Networking and Collaboration Opportunities

3daysofdesign attracts a diverse array of designers, architects, and creative professionals from around the world. This presents a golden opportunity for Australian advertisers to network with global industry leaders, forge new partnerships, and explore collaborative ventures. These connections can lead to cross-border projects, knowledge exchange, and the potential to bring innovative design thinking back to Australia’s advertising landscape.

Sitting at dinner with the urban planner for the extraordinary Carlsberg district gives you a sense of what Barangaroo could have been if our planners and designers had adopted the Danish approach of people first, design second and architecture third. Instead of an enormously priapic casino, we might have had mixed urban, commercial and leisure uses where people could really work, rest, eat and play.

Peter Bur Andersen is the founder and creative director of BRIQ, an innovative urban strategy and design firm based in Copenhagen. He established BRIQ in 2008 with the vision of helping brands co-create urban spaces that enhance the quality of life for their inhabitants, rather than just selling products or services.

Andersen’s background is architecture and urban planning, with a strong focus on creating dynamic and liveable urban environments. His approach to urban design emphasises the importance of understanding the narrative and historical context of a city or space. This perspective ensures that new developments are not only functional but also resonate with the community’s identity and needs​.

BRIQ has been involved in several high-profile projects, including the transformation of old industrial sites in Copenhagen such as North Harbour and the Carlsberg City District. These projects reflect Andersen’s commitment to revitalizing urban areas by integrating modern design with historical contexts. BRIQ also undertakes international projects, like designing the interiors for Nespresso’s headquarters in Switzerland and providing strategic support for Ingka Centres to transform retail spaces into social hubs​.
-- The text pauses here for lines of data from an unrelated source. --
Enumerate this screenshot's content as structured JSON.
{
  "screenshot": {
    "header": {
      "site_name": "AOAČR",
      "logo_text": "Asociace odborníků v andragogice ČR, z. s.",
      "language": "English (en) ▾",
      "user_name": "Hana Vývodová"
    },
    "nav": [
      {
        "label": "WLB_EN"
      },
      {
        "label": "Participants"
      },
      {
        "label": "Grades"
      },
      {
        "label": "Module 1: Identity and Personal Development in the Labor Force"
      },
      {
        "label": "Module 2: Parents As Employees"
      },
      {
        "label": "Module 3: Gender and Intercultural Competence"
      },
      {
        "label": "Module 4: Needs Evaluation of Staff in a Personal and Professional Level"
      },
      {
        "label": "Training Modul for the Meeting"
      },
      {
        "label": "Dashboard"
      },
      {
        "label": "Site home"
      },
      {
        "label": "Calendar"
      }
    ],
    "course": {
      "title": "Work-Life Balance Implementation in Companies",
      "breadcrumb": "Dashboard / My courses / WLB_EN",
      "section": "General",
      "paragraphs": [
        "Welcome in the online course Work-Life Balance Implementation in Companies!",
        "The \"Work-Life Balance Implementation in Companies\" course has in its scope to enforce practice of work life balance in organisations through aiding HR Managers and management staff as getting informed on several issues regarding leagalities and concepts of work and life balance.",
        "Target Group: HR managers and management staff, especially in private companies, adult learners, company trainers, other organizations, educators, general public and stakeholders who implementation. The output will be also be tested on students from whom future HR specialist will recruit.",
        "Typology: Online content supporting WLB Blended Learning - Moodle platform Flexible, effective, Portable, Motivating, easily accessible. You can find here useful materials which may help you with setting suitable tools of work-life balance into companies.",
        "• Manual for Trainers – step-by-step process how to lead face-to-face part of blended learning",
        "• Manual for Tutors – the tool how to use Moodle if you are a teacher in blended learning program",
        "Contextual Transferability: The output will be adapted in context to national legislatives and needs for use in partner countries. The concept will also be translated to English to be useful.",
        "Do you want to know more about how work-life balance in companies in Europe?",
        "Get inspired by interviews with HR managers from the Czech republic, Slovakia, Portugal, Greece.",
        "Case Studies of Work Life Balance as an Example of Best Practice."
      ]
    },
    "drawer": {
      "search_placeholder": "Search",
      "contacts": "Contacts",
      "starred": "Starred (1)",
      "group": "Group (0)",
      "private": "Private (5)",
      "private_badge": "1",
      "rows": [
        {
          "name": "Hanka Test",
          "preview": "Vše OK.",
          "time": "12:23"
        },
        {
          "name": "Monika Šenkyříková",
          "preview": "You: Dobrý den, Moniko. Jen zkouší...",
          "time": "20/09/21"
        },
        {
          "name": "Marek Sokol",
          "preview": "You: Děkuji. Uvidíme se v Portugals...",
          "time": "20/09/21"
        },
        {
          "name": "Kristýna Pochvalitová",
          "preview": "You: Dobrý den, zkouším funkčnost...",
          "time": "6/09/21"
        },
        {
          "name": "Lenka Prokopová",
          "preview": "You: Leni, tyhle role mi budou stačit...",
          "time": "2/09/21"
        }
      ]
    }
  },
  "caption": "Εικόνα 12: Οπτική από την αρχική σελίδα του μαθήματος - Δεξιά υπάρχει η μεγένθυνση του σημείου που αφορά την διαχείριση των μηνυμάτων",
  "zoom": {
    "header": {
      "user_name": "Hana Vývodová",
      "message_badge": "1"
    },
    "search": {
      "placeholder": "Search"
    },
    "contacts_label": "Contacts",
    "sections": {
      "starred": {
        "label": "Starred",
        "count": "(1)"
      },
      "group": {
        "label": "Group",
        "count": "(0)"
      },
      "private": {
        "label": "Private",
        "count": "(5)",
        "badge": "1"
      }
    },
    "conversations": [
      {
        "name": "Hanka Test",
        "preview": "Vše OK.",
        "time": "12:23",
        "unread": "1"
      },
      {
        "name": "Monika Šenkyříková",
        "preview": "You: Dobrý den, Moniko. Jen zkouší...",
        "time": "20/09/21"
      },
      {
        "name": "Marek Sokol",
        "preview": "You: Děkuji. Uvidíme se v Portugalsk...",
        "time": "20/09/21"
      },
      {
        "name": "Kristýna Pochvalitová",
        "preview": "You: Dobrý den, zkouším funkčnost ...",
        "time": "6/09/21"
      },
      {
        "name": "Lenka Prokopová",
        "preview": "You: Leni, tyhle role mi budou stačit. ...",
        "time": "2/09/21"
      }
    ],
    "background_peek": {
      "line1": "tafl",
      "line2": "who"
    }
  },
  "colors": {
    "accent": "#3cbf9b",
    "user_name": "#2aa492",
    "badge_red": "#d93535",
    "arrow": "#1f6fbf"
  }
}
BRIQ’s methodology involves a deep dive into the unique characteristics of each project, balancing innovative design with practical constraints like budgets and client requirements. The firm works closely with developers, cultural institutions, and private companies to create spaces that foster a sense of community and belonging. This holistic approach ensures that the urban environments they design are not only aesthetically pleasing but also socially and economically sustainable​.

Insights into Sustainable Design Practices

Sustainability is becoming increasingly important in both design and advertising. Many exhibits and discussions at 3daysofdesign focus on eco-friendly and sustainable design solutions. By engaging with these topics, Australian advertising professionals can gain valuable insights into sustainable practices and how to effectively communicate them to consumers. This knowledge is crucial for crafting campaigns that resonate with environmentally conscious audiences and align with global sustainability trends.

“Let’s explore what our understanding of what wood could be,” was just one of the extraordinary quotes I hurriedly scribbled down while attending a talk on an exhibition called “sawdust”, which was centred around where wood could be used an insulator, an acoustic modulator, or a more traditional structural component.

One of the many quaint sayings I adopted during my time in Copenhagen was if you don’t like the weather: what 10 minutes. As we zipped around town via ever inventive modes of sustainable travel, we found ourselves rugging up, stripping down and hiding under umbrellas as the notoriously changeable weather did its thing.

Exhibits numbered in their hundreds if not thousands and each depicted as being open for inspection with a string of hot pink balloons gaily announcing their presence. Dare to Dream was the theme for 2024 and it was very apt. Because dreaming for a better life is surely a simple truth that resonates will nearly all human beings. And if that’s not an actionable insight, I don’t know what is.